[Exercise requirements] Among the lines below, how many have the string "Начисления" in them? Only the number is wanted.

(Beginning of Data shown)

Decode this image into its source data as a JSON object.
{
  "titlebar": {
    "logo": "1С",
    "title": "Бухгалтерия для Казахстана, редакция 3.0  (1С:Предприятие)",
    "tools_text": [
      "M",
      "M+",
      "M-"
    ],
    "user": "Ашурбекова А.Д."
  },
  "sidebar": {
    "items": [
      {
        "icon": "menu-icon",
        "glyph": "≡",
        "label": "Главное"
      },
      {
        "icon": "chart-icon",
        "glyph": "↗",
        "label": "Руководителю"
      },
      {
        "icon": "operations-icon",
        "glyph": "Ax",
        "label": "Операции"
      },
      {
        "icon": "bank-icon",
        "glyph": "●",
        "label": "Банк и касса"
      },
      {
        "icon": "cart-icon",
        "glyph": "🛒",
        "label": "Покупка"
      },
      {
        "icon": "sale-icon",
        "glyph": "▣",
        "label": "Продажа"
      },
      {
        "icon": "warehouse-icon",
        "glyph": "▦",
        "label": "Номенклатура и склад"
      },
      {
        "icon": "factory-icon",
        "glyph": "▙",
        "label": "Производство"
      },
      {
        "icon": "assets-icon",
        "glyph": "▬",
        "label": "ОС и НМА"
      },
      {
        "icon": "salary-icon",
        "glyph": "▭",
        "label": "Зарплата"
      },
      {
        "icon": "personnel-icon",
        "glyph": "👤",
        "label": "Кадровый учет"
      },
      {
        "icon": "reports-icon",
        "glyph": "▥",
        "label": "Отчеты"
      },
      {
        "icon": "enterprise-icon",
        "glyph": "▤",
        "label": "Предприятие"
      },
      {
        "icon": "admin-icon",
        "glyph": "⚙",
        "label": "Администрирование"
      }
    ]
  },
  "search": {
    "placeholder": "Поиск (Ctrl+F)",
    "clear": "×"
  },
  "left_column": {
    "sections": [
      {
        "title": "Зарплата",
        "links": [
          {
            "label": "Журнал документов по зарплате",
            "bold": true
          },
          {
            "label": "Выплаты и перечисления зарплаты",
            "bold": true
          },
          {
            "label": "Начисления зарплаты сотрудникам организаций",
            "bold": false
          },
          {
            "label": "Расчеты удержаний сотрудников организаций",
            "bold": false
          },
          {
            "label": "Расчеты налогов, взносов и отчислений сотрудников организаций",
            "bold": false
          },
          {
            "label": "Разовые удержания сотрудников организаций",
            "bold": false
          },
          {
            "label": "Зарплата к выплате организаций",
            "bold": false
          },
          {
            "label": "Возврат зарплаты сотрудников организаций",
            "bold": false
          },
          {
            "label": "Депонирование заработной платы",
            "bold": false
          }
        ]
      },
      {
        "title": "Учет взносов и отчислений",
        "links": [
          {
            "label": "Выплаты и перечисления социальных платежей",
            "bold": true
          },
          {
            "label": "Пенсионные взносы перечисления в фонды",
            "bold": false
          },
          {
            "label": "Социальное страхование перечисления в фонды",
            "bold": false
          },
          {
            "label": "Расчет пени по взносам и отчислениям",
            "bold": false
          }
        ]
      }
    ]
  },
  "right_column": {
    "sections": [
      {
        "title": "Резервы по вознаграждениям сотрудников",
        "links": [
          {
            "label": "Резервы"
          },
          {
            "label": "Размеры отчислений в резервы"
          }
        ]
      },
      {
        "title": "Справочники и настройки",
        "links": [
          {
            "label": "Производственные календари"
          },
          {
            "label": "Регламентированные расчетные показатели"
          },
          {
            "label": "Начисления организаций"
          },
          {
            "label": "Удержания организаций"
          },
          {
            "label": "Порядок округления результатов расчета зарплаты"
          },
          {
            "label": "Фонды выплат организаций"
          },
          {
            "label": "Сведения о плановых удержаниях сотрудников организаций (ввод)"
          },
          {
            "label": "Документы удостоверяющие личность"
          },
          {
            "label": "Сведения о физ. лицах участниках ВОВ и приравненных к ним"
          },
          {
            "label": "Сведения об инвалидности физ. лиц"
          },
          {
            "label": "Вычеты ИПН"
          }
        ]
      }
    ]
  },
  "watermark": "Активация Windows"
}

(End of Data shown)

[Result] 2